On January 25 the European Commission announced its proposed reforms to the EU’s 1995 data protection rules that will strengthen online privacy rights.
According to the factsheet How Does The Data Protection Reform Strengthen Citizens’ Data? :
In the 17 years since the current data protection rules were adopted, new ways of communicating such as online social networks have profoundly changed the way people share personal information, while cloud computing means that more data is stored on remote servers instead of personal computers. 250 million people now use the internet daily in Europe. In this fast-changing environment, individuals must retain effective control over their personal data. This is a fundamental right for everyone in the EU and must be safeguarded [emphasis added].
Key changes, per the factsheet, include:
- A ‘right to be forgotten’ will help you manage data protection risks online. When you no longer want your data to be processed and there are no legitimate grounds for retaining it, the data will be deleted. The rules are about empowering individuals, not about erasing past events or restricting the freedom of the press.
- Easier access to your own data.
- A right to transfer personal data normal from one service provider to another.
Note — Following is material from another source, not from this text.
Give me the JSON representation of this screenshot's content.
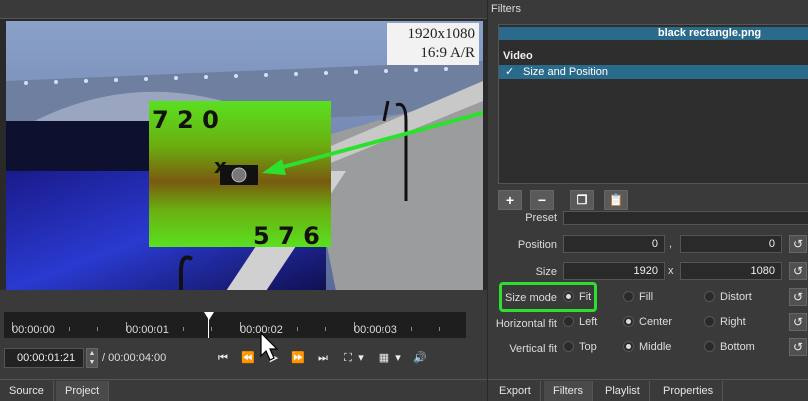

- When your consent is required, you must be asked to give it explicitly.
- More transparency about how your data is handled, with easy-to-understand information, especially for children.
- Businesses and organisations will need to inform you about data breaches that could adversely affect you without undue delay. They will also have to notify the relevant data protection authority.
- Improved administrative and judicial remedies in cases of violation of data protection rights.
- Increased responsibility and accountability for those processing personal data – through data protection risk assessments, data protection officers, and the principles of ‘privacy by design’ and ‘privacy by default’.
For a link to all the relevant documents, go here.
For different opinions on this topic, read American law professor Jeffrey Rosen’s piece critical of the proposed changes, The Right to Be Forgotten and The Telegraph Digital Media Editor Emma Barnett’s piece supportive of the proposal, We must fight for the right to be forgotten online. [Update: For additional analysis, read NPR's Is The Right to Be Forgotten 'The Biggest Threat To Free Speech On The Internet'? ]